Why Does It Take a Richie Incognito for Us to Start Talking About Bullying?

In the wake of the Richie Incognito suspension, a big question that we need to ask is...why? With bullying so rampant in society, why has this story captivated the public imagination? And why did the Dolphins decide to suspend him that Sunday afternoon after initially defending him in a statement released just that morning?

The first question is easy. Bullying is linked in the public imagination to juvenile, perhaps inconsequential schoolyard behavior that "strong" adults should be able to tolerate, especially when they are large, famous professional football players. No one has cared much about workplace bullying among adults, and this has been a mistake. Until now. In the NFL.
The harm that workplace bullying does to organizations' morale, productivity, and efficiency is well-documented. It erodes employees' feelings of wellbeing and dignity in the workplace. Each day in this country, untold numbers of people falter and/or leave their employment because of corrosive workplace bullying. But until a famous football player took a stand and walked away from fame and success, no headlines screamed to us about this phenomenon.

As to the second question, Incognito's alleged bullying behavior, which reportedly dates back as least as early as his days as a college football player over a decade ago, looks to have been tolerated right up until the Dolphins' same-day turnaround. This turnaround ended with the Dolphins declaring their commitment to "create a safe and professional workplace for all players," and Incognito was suspended for "conduct detrimental to the team." What changed during the course of Sunday? It appears that once the racist and violent content of the harassing messages and statements were made known, minds began to change. Prior to that, media outlets have reported, Incognito may have even been told by coaches to "toughen up" his victim. While the racism displayed is repugnant and invidious, it should not have been the straw that broke the camel's back.

Indeed, it is society's and the law's tolerance of bullying that permits bullies to create cultures of hostility and to escalate their behavior over time. In fact, studies show that women and minorities report being bullied at higher rates than do other employees. Even the so-called "equal opportunity" bully levies abuse that may be received differently and more detrimentally by women and minorities, who have been historically excluded from and underrepresented in the American workplace. When bullying takes on a gendered or racist overtone, the impact that it can have on these groups is virtually incalculable. And by the time it takes on such a tone, it may have already, unchecked, caused untold harm to these groups.
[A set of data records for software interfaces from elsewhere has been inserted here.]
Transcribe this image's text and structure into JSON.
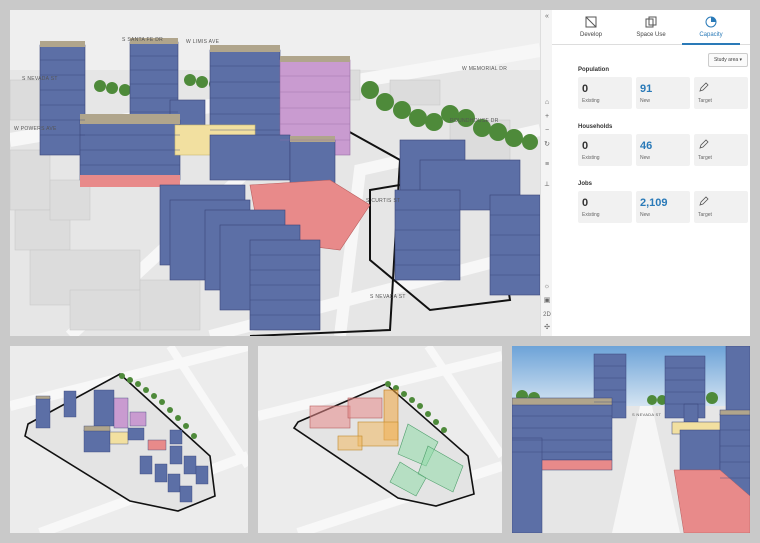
{
  "scene": {
    "street_labels": [
      "S SANTA FE DR",
      "W LIMIS AVE",
      "S NEVADA ST",
      "W POWERS AVE",
      "S CURTIS ST",
      "S NEVADA ST",
      "W MEMORIAL DR",
      "ROUNDHOUSE DR"
    ]
  },
  "toolbar": {
    "collapse": "«",
    "icons": [
      "home-icon",
      "zoom-in-icon",
      "zoom-out-icon",
      "rotate-icon",
      "layers-icon",
      "measure-icon",
      "sun-icon",
      "tilt-icon",
      "view-2d-icon",
      "compass-icon"
    ],
    "view_2d_label": "2D"
  },
  "tabs": [
    {
      "label": "Develop",
      "icon": "develop-icon",
      "active": false
    },
    {
      "label": "Space Use",
      "icon": "space-use-icon",
      "active": false
    },
    {
      "label": "Capacity",
      "icon": "capacity-icon",
      "active": true
    }
  ],
  "study_area": {
    "label": "Study area ▾"
  },
  "sections": [
    {
      "title": "Population",
      "existing": "0",
      "existing_label": "Existing",
      "new": "91",
      "new_label": "New",
      "target_label": "Target"
    },
    {
      "title": "Households",
      "existing": "0",
      "existing_label": "Existing",
      "new": "46",
      "new_label": "New",
      "target_label": "Target"
    },
    {
      "title": "Jobs",
      "existing": "0",
      "existing_label": "Existing",
      "new": "2,109",
      "new_label": "New",
      "target_label": "Target"
    }
  ],
  "colors": {
    "residential": "#5c6fa6",
    "office": "#c99bd0",
    "retail": "#e88a8a",
    "parking": "#f2e0a0",
    "roof": "#b0a58c",
    "accent": "#2a7ab8",
    "tree": "#4e8a3a"
  },
  "street_labels_view3": [
    "S NEVADA ST"
  ]
}
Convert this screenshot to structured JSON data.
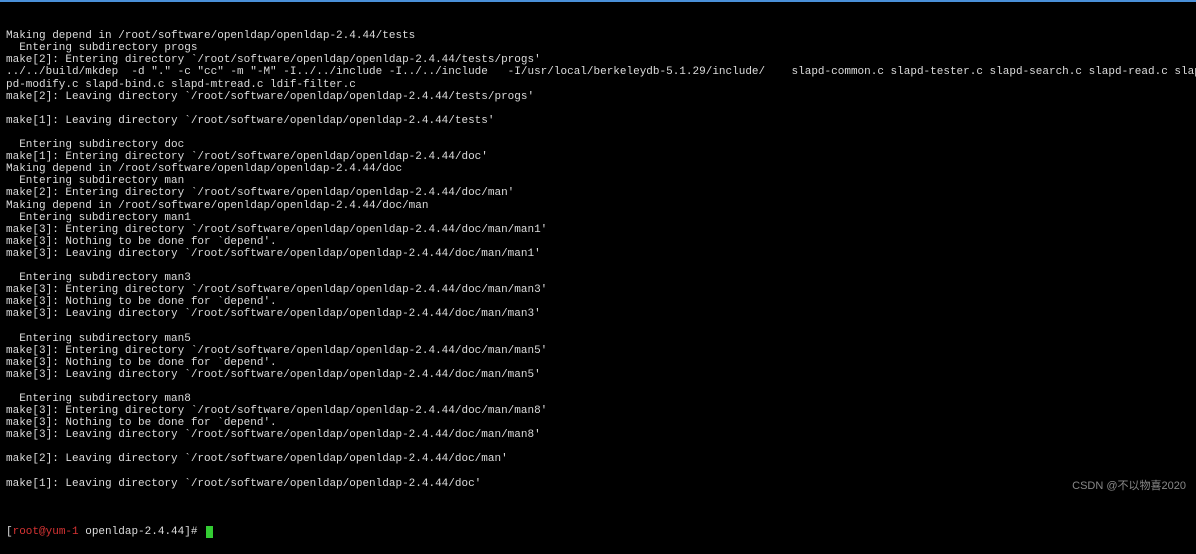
{
  "terminal": {
    "lines": [
      "Making depend in /root/software/openldap/openldap-2.4.44/tests",
      "  Entering subdirectory progs",
      "make[2]: Entering directory `/root/software/openldap/openldap-2.4.44/tests/progs'",
      "../../build/mkdep  -d \".\" -c \"cc\" -m \"-M\" -I../../include -I../../include   -I/usr/local/berkeleydb-5.1.29/include/    slapd-common.c slapd-tester.c slapd-search.c slapd-read.c slapd-addel.c slapd-modrdn.c sla",
      "pd-modify.c slapd-bind.c slapd-mtread.c ldif-filter.c",
      "make[2]: Leaving directory `/root/software/openldap/openldap-2.4.44/tests/progs'",
      "",
      "make[1]: Leaving directory `/root/software/openldap/openldap-2.4.44/tests'",
      "",
      "  Entering subdirectory doc",
      "make[1]: Entering directory `/root/software/openldap/openldap-2.4.44/doc'",
      "Making depend in /root/software/openldap/openldap-2.4.44/doc",
      "  Entering subdirectory man",
      "make[2]: Entering directory `/root/software/openldap/openldap-2.4.44/doc/man'",
      "Making depend in /root/software/openldap/openldap-2.4.44/doc/man",
      "  Entering subdirectory man1",
      "make[3]: Entering directory `/root/software/openldap/openldap-2.4.44/doc/man/man1'",
      "make[3]: Nothing to be done for `depend'.",
      "make[3]: Leaving directory `/root/software/openldap/openldap-2.4.44/doc/man/man1'",
      "",
      "  Entering subdirectory man3",
      "make[3]: Entering directory `/root/software/openldap/openldap-2.4.44/doc/man/man3'",
      "make[3]: Nothing to be done for `depend'.",
      "make[3]: Leaving directory `/root/software/openldap/openldap-2.4.44/doc/man/man3'",
      "",
      "  Entering subdirectory man5",
      "make[3]: Entering directory `/root/software/openldap/openldap-2.4.44/doc/man/man5'",
      "make[3]: Nothing to be done for `depend'.",
      "make[3]: Leaving directory `/root/software/openldap/openldap-2.4.44/doc/man/man5'",
      "",
      "  Entering subdirectory man8",
      "make[3]: Entering directory `/root/software/openldap/openldap-2.4.44/doc/man/man8'",
      "make[3]: Nothing to be done for `depend'.",
      "make[3]: Leaving directory `/root/software/openldap/openldap-2.4.44/doc/man/man8'",
      "",
      "make[2]: Leaving directory `/root/software/openldap/openldap-2.4.44/doc/man'",
      "",
      "make[1]: Leaving directory `/root/software/openldap/openldap-2.4.44/doc'",
      ""
    ]
  },
  "prompt": {
    "open_bracket": "[",
    "user": "root@yum-1",
    "space": " ",
    "dir": "openldap-2.4.44",
    "close": "]# "
  },
  "watermark": "CSDN @不以物喜2020"
}
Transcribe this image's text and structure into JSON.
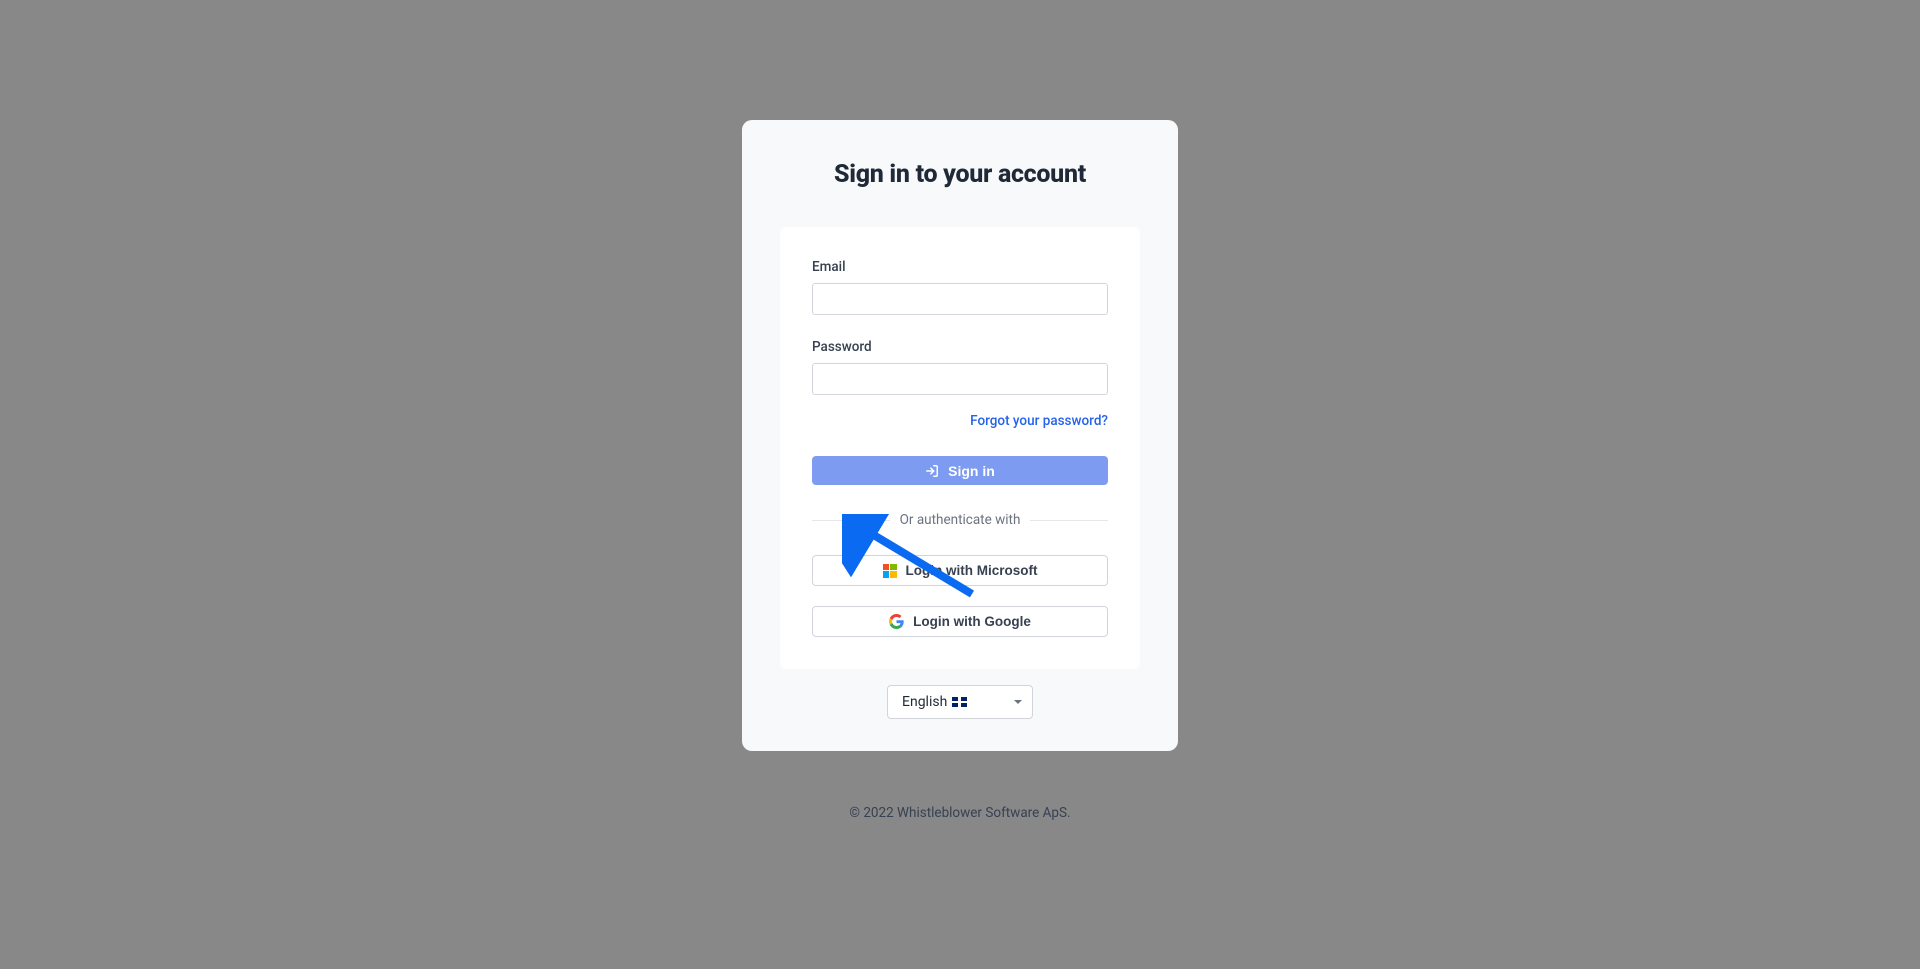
{
  "title": "Sign in to your account",
  "form": {
    "email_label": "Email",
    "email_value": "",
    "password_label": "Password",
    "password_value": "",
    "forgot_link": "Forgot your password?",
    "signin_label": "Sign in"
  },
  "divider": {
    "text": "Or authenticate with"
  },
  "sso": {
    "microsoft_label": "Login with Microsoft",
    "google_label": "Login with Google"
  },
  "language": {
    "selected": "English"
  },
  "footer": {
    "copyright": "© 2022 Whistleblower Software ApS."
  }
}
We now need to pay attention to the issue of workplace bullying before this story disappears from our radar. We are certain to hear more about and to become more aware of bullying as time goes by. The entrance of women into professional arenas that have been held traditionally by men will continue to cause some of that which has traditionally been relegated to the realm of "male horseplay," to be recognized as abuse. Vast Improvements in technology enable individuals to capture and broadcast some incidents of things like schoolyard brawls and police misconduct that used to go undocumented and virtually unnoticed. Finally, social attitudes have changed in recent years, removing some of the stigma from reporting having been bullied.
Yet, even as these factors lead toward increased transparency and toward societal interest when, for example, an NFL team takes a stand, countless factors inhibit the anti-workplace bullying movement from taking hold and gaining traction. The sometimes frat-like, dog-eat-dog culture of Wall Street persists in making complaints about or even discussion of bullying shameful in many instances. And despite the drafting and promulgation of the Healthy Workplace Bill (anti-workplace bullying legislation) by The Healthy Workplace Campaign and its introduction in twenty-five states since 2003, no jurisdiction has enacted it. The standard for actionable behavior in the Bill is extremely high, allowing, as the Bill's webpage describes, "action only when mistreatment is so severe that it impairs a worker's health," and "mak[ing] the perpetrator more than a harmless, laughable jerk," but, rather, a "walking occupational health hazard[]."

While individual stories, especially when they are about famous people, capture the public imagination, facilitate discussion, and compel sentiment, it is important to recall the prevalence of workplace abuse and bullying across states, income levels, and types of workplaces. We need to translate our interest in the Dolphins' locker room into action in the boardrooms and break rooms of America.